To explain, I sat through a perfectly well informed and accurate EMV panel discussion yesterday. The panelists reacted and performed much as I have done in the past. They talked about online PIN, offline PIN, debit complexity, kernels, contact, contactless, timelines, and blah, blah blah. In short, they covered all the bases in an accurate and efficient manner.
Well done guys. During this actually quite lively discussion, the audience was deeply and enthusiastically engaged – with their smart phones.
EMV is a pretty big deal, so why was this audience lost to their own devices? From my perspective, the message has simply been lost. Stepping away from yesterday’s panel, the EMV discussion has largely been dominated by technical implementation details which, while important, are overshadowing the big picture. Don’t get me wrong, these details are extremely important, but why would a typical merchant care?
Ultimately, merchants don’t and won’t care about these details as, quite simply, they are going to be somebody else’s problem.
So let’s get the discussion back to what Merchants should be caring about in regards to EMV. To that end, let’s start with “Why?”
While there are potentially lots of reasons, I will point out the three most direct:
- Decrease corporate exposure to card data breach risk
- Eliminate duplicate card fraud chargebacks
- Provide for better customer service
Clearly merchant sectors and even individual merchants will assign different weights to these reasons and as a result will ultimately formulate their adoption plans. Those adoption plans can and should be relatively simple as the complexity will ultimately be shouldered by their vendors.
That said, instead of being dragged down into the minutia of the technical implementation, let’s focus on practical advice that merchants can use right now.
That said, here is my abbreviated version of EMV for Merchants:
- EMV is coming to the US. Yes, it really is. The infrastructure and incentives are finally in place for the issuers. Big box retail will lead (e.g. Wal Mart) as the liability shift is a real and meaningful number to them.
- EMV doesn’t eliminate the need for PCI Compliance. A couple reasons for this: 1) EMV transactions present PAN and expiration date in the clear which could, in theory, be used for online purchases, and 2) the magstripe-to-EMV migration is going to be long and therefore there will be an extended amount of time where full track data will be present in merchant’s systems.
- Acquirers will be first to adopt, per the mandates, while POS system providers will ultimately be pulled along by the merchants. For some verticals, this will mean availability of solutions in the middle to end of 2013. For others, availability may not occur until 2014.
- Living with EMV will not be the same as living with Magstripe. First, the transactions are going to be slower due to the interaction between the POS and the chip on the card.
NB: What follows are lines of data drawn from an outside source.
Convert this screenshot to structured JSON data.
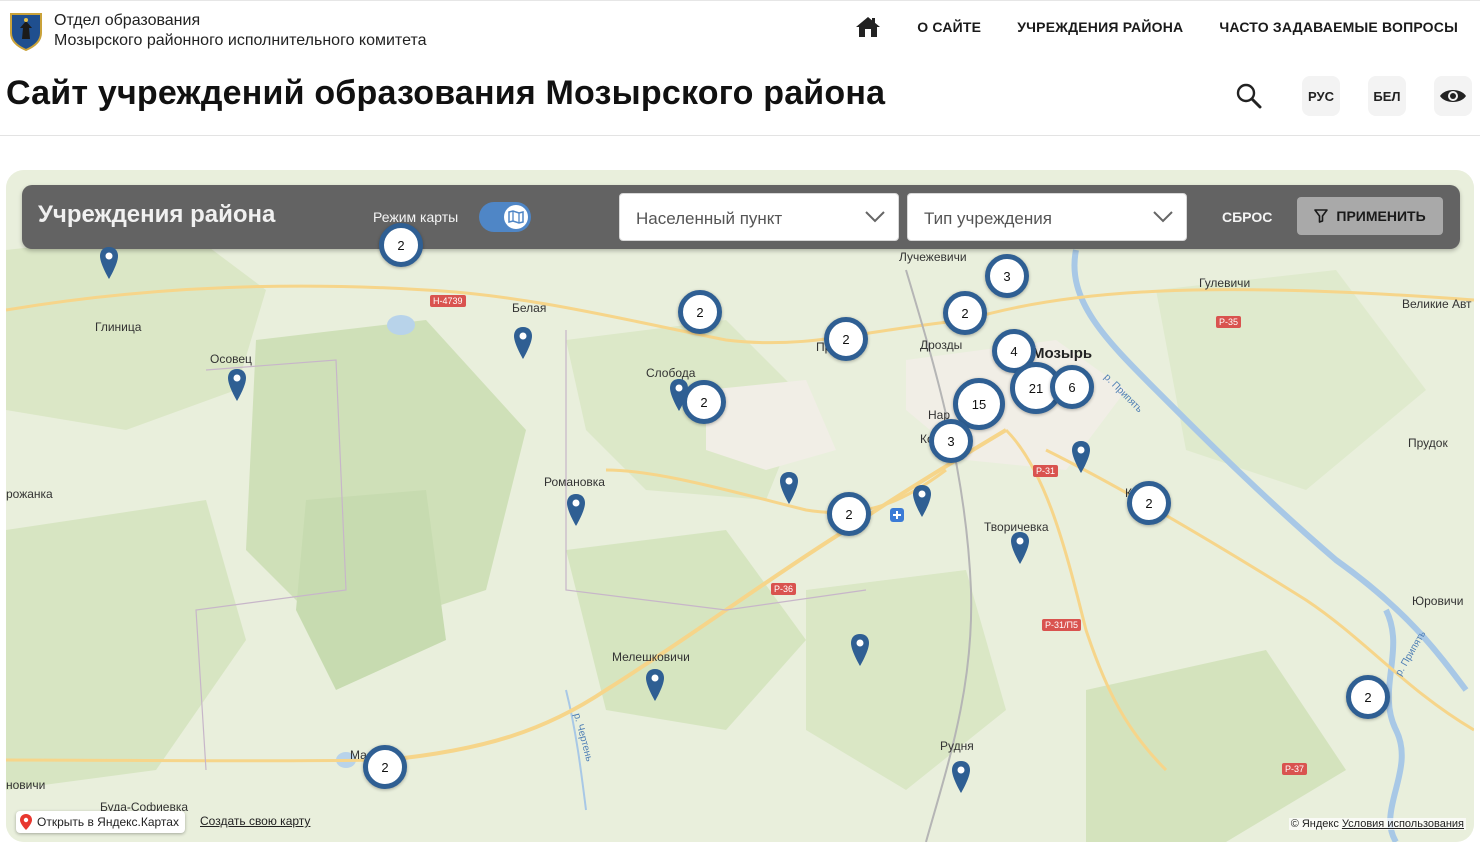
{
  "header": {
    "org_line1": "Отдел образования",
    "org_line2": "Мозырского районного исполнительного комитета",
    "nav": {
      "home_icon": "home-icon",
      "about": "О САЙТЕ",
      "institutions": "УЧРЕЖДЕНИЯ РАЙОНА",
      "faq": "ЧАСТО ЗАДАВАЕМЫЕ ВОПРОСЫ"
    },
    "title": "Сайт учреждений образования Мозырского района",
    "tools": {
      "search_icon": "search-icon",
      "lang_ru": "РУС",
      "lang_be": "БЕЛ",
      "accessibility_icon": "eye-icon"
    }
  },
  "filter": {
    "title": "Учреждения района",
    "mode_label": "Режим карты",
    "map_mode_enabled": true,
    "locality_placeholder": "Населенный пункт",
    "type_placeholder": "Тип учреждения",
    "reset_label": "СБРОС",
    "apply_label": "ПРИМЕНИТЬ"
  },
  "map": {
    "places": {
      "glinitsa": "Глиница",
      "osovets": "Осовец",
      "belaya": "Белая",
      "sloboda": "Слобода",
      "luchezhevichi": "Лучежевичи",
      "gulevichi": "Гулевичи",
      "velikie": "Великие Авт",
      "drozdy": "Дрозды",
      "mozyr": "Мозырь",
      "pr": "Пр",
      "nar": "Нар",
      "ko": "Ко",
      "romanovka": "Романовка",
      "rozhanka": "рожанка",
      "tvorichevka": "Творичевка",
      "kamenny": "Ка     ный",
      "prudok": "Прудок",
      "melishkovichi": "Мелешковичи",
      "yurovichi": "Юровичи",
      "rudnya": "Рудня",
      "ma": "Ма        ни",
      "novichi": "новичи",
      "bulasofievka": "Буда-Софиевка",
      "r_pripyat_1": "р. Припять",
      "r_pripyat_2": "р. Припять",
      "r_chertyen": "р. Чертень"
    },
    "roads": {
      "n4739": "Н-4739",
      "r35": "Р-35",
      "r31": "Р-31",
      "r36": "Р-36",
      "r31p5": "Р-31/П5",
      "r37": "Р-37"
    },
    "clusters": [
      "2",
      "3",
      "2",
      "2",
      "2",
      "4",
      "21",
      "6",
      "2",
      "15",
      "3",
      "2",
      "2",
      "2",
      "2"
    ],
    "open_in_yandex": "Открыть в Яндекс.Картах",
    "create_map": "Создать свою карту",
    "copyright": "© Яндекс",
    "terms": "Условия использования"
  }
}
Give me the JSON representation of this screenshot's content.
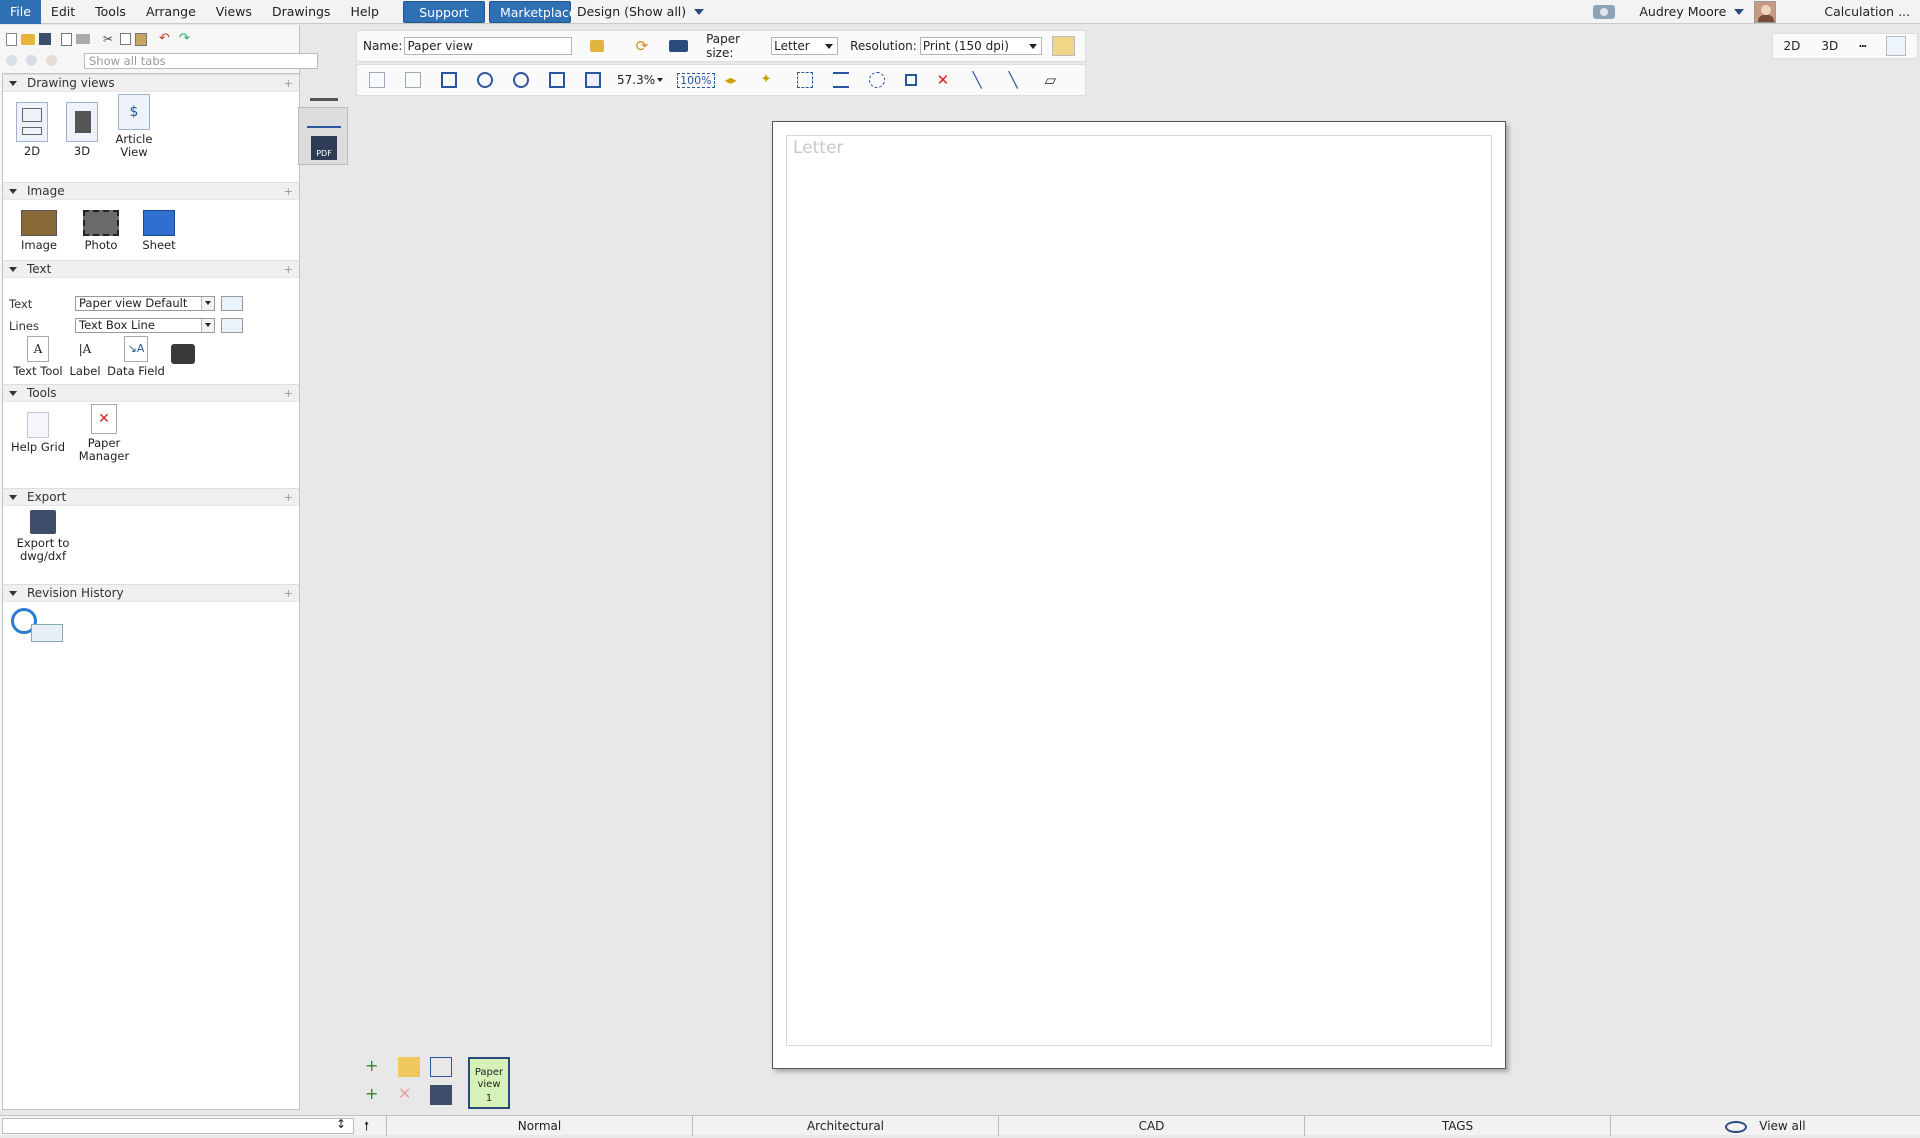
{
  "menubar": {
    "items": [
      "File",
      "Edit",
      "Tools",
      "Arrange",
      "Views",
      "Drawings",
      "Help"
    ],
    "support_label": "Support",
    "marketplace_label": "Marketplace",
    "design_label": "Design (Show all)",
    "user_name": "Audrey Moore",
    "calculation_label": "Calculation ..."
  },
  "left_toolbar": {
    "search_placeholder": "Show all tabs"
  },
  "sections": {
    "drawing_views": {
      "title": "Drawing views",
      "tools": [
        "2D",
        "3D",
        "Article View"
      ]
    },
    "image": {
      "title": "Image",
      "tools": [
        "Image",
        "Photo",
        "Sheet"
      ]
    },
    "text": {
      "title": "Text",
      "text_label": "Text",
      "text_value": "Paper view Default",
      "lines_label": "Lines",
      "lines_value": "Text Box Line",
      "tools": [
        "Text Tool",
        "Label",
        "Data Field"
      ]
    },
    "tools": {
      "title": "Tools",
      "tools": [
        "Help Grid",
        "Paper Manager"
      ]
    },
    "export": {
      "title": "Export",
      "tools": [
        "Export to dwg/dxf"
      ]
    },
    "revision": {
      "title": "Revision History"
    }
  },
  "toolbar1": {
    "name_label": "Name:",
    "name_value": "Paper view",
    "paper_size_label": "Paper size:",
    "paper_size_value": "Letter",
    "resolution_label": "Resolution:",
    "resolution_value": "Print (150 dpi)"
  },
  "toolbar2": {
    "zoom_value": "57.3%",
    "zoom_100": "100%"
  },
  "viewswitch": {
    "btn_2d": "2D",
    "btn_3d": "3D"
  },
  "canvas": {
    "page_label": "Letter"
  },
  "pagetab": {
    "label_line1": "Paper",
    "label_line2": "view",
    "number": "1"
  },
  "statusbar": {
    "segments": [
      "Normal",
      "Architectural",
      "CAD",
      "TAGS"
    ],
    "view_all": "View all"
  },
  "colors": {
    "accent": "#2f6fb3",
    "page_tab_bg": "#d6f2b8"
  }
}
Second, the card accepting terminals will need to able to be maintained overtime.
So with that ground work, here is the short list of “What Merchants should be doing now.”
- Assess your company’s desire to support EMV based on the primary reasons provided above as well as any ancillary factors.
- Understand the high level processing requirements:
- EMV accepting terminal (both contact and contactless)
- POS software changes to accept and transmit the new data elements and
handle the transaction flow differences
- Acquirer / Gateway interface spec changes.
- Develop / modify their EMV card accepting terminal plan.
- If already have terminals in the field today, implement a plan to start
replacing terminals with EMV ready terminals. Further, determine a target
for full replacement with liability shift dates in mind.
- If no terminals in the field, then review options and work with POS providers
and determine solution availability dates. To be clear, don’t solve the EMV
problem now. Rather you should be putting in the rails for EMV so that it can
be enable it at the appropriate time.
- Understand the Visa / MC incentives as deploying EMV accepting terminals sooner or in a more directed fashion may have an impact on compliance reporting requirements and overall breach exposure.
- Stay informed, but keep out of the weeds. That is to say that understanding high level info is going to continue to be important, but monitoring the impact of the Durbin Amendment on the transaction flow of debit cards is simply not going to be a good investment of time for most merchants.
- Keep an eye on the bigger picture. The changeover to EMV accepting terminals provides for an unparalleled opportunity to materially change the way you interact with your customers. Pulling in marketing, finance, operations and IT to create a retail vision for your interactive consumer payment terminal will ultimately provide for a solution which has the desired look and feel, takes advantage of emerging payment technologies which can lower acceptance costs, streamline operations, and create a more secure payments environment.
As we continue to ride this wave of change in the payment space, there are a multitude of challenges. Focusing on the bigger picture associated with creating a flexible, reliable payment infrastructure, which will ultimately provide the platform for EMV acceptance, should be the near term goal. Achieving this goal will ultimately make the enablement of EMV, or really almost any other card based scheme, relatively easy.